What is an Ecovillage?
Ecovillages are urban or rural communities of people, who strive to integrate a supportive social environment with a low-impact way of life. To achieve this, they integrate various aspects of ecological design, permaculture, ecological building, green production, alternative energy, community building practices, and much more.
The motivation for ecovillages is the choice and commitment to reverse the gradual disintegration of supportive social/cultural structures and the upsurge of destructive environmental practices on our planet.
For millenia, people have lived in communities close to nature, and with supportive social structures. Many of these communities, or "ecovillages", exist to this day and are struggling for survival.

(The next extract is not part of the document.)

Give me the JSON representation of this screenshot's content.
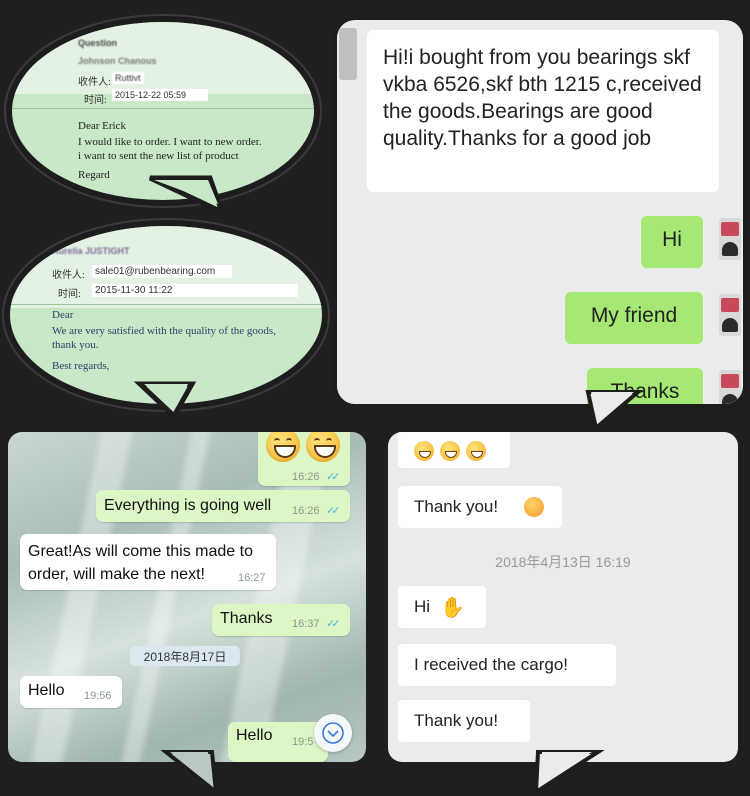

Ecovillages are now being created intentionally, so people can once more live in communities that are connected to the Earth in a way that ensures the well-being of all life-forms into the indefinite future.
Ecovillages are one solution to the major problems of our time - the planet is experiencing the limits to growth, and our lives are often lacking meaningful content. According to increasing numbers of scientists, we have to learn to live sustainably if we are to survive as a species. The United nations launched its Global Environment Outlook 2000 report, based on reports from UN agencies, 850 individuals and over 30 environmental institutes, concluding that "the present course is unsustainable and postponing action is no longer an option."
Ecovillages, by endeavoring for lifestyles which are "successfully continuable into the indefinite future", are living models of sustainability, and examples of how action can be taken immediately. They represent an effective, accessible way to combat the degradation of our social, ecological and spiritual environments. They show us how we can move toward sustainability in the 21st century (Agenda 21).
In 1998, ecovillages were first officially named among the United Nations' top 100 listing of Best Practices, as excellent models of sustainable living.
Ecovillages typically build on various combinations of three dimensions:
The social dimension of an ecovillage
Ecovillages are communities in which people feel supported by and responsible to those around them. They provide a deep sense of belonging to a group. They are small enough that everyone feels safe, empowered, seen and heard. People are then able to participate in making decisions that effect their own lives and that of the community on a transparent basis.
Permaculture project at an ecovillage in Bolivia. In South America, the sense of community as seen in this picture is as an example to any intentional ecovillage in the world.
* Recognizing and relating to others
* Sharing common resources and providing mutual aid
* Emphasizing holistic and preventive health practices
* Providing meaningful work and sustenance to all members
* Integrating marginal groups
* Promoting unending education
* Encouraging unity through respect for differences
* Fostering cultural expression
"Among intentional communities, the more socially motivated ones are reacting to the alienation of the individual due to institutionalization of traditional support functions, the breakdown of the family, and the marginalization of the weaker members of society. They tend to emphasize re-establishing "community" and are closely associated to the co-housing movement. The latter is closer to the mainstream and represents the easiest first step for many." Ross Jackson
The ecological dimension of an ecovillage
Ecovillages allow people to experience their personal connection to the living earth. People enjoy daily interaction with the soil, water, wind, plants and animals. They provide for their daily needs - food, clothing, shelter - while respecting the cycles of nature.
* Growing food as much as possible within the community bio-region
* Supporting organic food production there
* Creating homes out of locally adapted materials
* Using village-based integrated renewable energy systems
* Protecting biodiversity
* Fostering ecological business principles
* Assessing the life cycle of all products used in the ecovillage from a social and spiritual as well as an ecological point of view
* Preserving clean soil, water and air through proper energy and waste management
* Protecting nature and safeguarding wilderness areas
The Cultural/Spiritual dimension of an ecovillage
Most ecovillages do not place an emphasis on particular spiritual practices as such, but in their own ways ecovillages respect and support - the Earth and all living beings on it; cultural and artistic enrichment and expression; and spiritual diversity.
Cultural and spiritual vitality means:
* Shared creativity, artistic expression, cultural activities, rituals and celebrations
* Sense of community unityand mutual support
* Respect and support for spirituality manifesting in many ways
* Shared vision and agreements that express commitments, cultural heritage and the uniqueness of each community
* Flexibility and successful responsiveness to difficulties that arise
* Understanding of the interconnectedness and interdependence of all the elements of life on Earth and the community's place in and relation to the whole
Source: GEN Global Ecovillage Network
Creation of a peaceful, loving, sustainable world
Go to our Ecovillage Links Page
See a listing of 374 ecovillages worldwide